In June, Goss told the House he was committed to restructuring an American spy network humiliated by the 9/11 and Iraq weapons failings, but along with other Republicans, exonerated the Bush administration from any blame. He accused the CIA of “ignoring its core missional activities” and of having “a dysfunctional denial of any need for corrective action”—criticism George “slam dunk” Tenet dismissed as “absurd.” Goss has also called John Kerry’s national security views “unrealistic and dangerously naÃ¯ve.” What’s more, one Democratic staff member was quoted as calling him “a pit bull for the administration” in the Congressional paper The Hill in July. As if to confirm suspicions about his partisanship, his first act after the Senate’s confirmation was to hire four House Republican aides to senior positions at the CIA.
Under his chairmanship, the Select Committee also postponed indefinitely an investigation into the Abu Ghraib scandal and dragged its feet on investigating the failures of prewar Iraqi intelligence. On October 20th, Robert Scheer of the Los Angeles Times reported that a CIA report into September 11 that’s “more blunt and more specific than the earlier bipartisan reports produced by the Bush-appointed 9/11 Commission and Congress” is being kept under wraps at the behest of political appointees. Which political appointees? None other than the newly-minted head of the CIA: Porter Goss.
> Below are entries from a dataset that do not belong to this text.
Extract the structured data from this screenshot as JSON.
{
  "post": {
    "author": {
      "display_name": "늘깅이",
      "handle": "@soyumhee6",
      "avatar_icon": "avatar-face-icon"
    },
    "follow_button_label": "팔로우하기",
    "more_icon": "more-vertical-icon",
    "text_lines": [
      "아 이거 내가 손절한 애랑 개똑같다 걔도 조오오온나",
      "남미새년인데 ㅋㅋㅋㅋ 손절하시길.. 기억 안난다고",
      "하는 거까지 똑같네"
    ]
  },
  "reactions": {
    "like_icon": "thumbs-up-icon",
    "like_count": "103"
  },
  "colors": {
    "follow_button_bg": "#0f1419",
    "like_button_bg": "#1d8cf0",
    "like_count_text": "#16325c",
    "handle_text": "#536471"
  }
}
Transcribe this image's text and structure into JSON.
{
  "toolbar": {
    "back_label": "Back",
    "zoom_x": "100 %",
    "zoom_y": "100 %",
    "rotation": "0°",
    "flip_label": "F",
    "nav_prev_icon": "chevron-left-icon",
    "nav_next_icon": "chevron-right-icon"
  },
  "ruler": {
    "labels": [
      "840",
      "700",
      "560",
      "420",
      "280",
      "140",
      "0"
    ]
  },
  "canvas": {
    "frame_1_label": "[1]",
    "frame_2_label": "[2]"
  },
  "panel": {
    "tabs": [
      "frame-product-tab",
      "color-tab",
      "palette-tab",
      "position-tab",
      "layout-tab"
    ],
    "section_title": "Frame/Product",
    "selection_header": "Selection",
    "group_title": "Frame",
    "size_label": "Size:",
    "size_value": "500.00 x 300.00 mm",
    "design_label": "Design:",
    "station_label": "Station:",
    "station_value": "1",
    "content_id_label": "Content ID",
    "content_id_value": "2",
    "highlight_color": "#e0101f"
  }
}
Goss’s record leads us to the doorstep of a man who, due to his ineffective chairmanships and partisan sniping, appears more interested in political gain than in making the country safer. Does this mean he is incapable of being an effective CIA Director? Not necessarily, but the evidence does throw up some serious red flags that the Senate confirmation process is charged to investigate. By discharging their duties so pathetically, simply to avoid an election year headache, the Democrats in effect curled up and played dead; a decision we may all pay for in the end. VS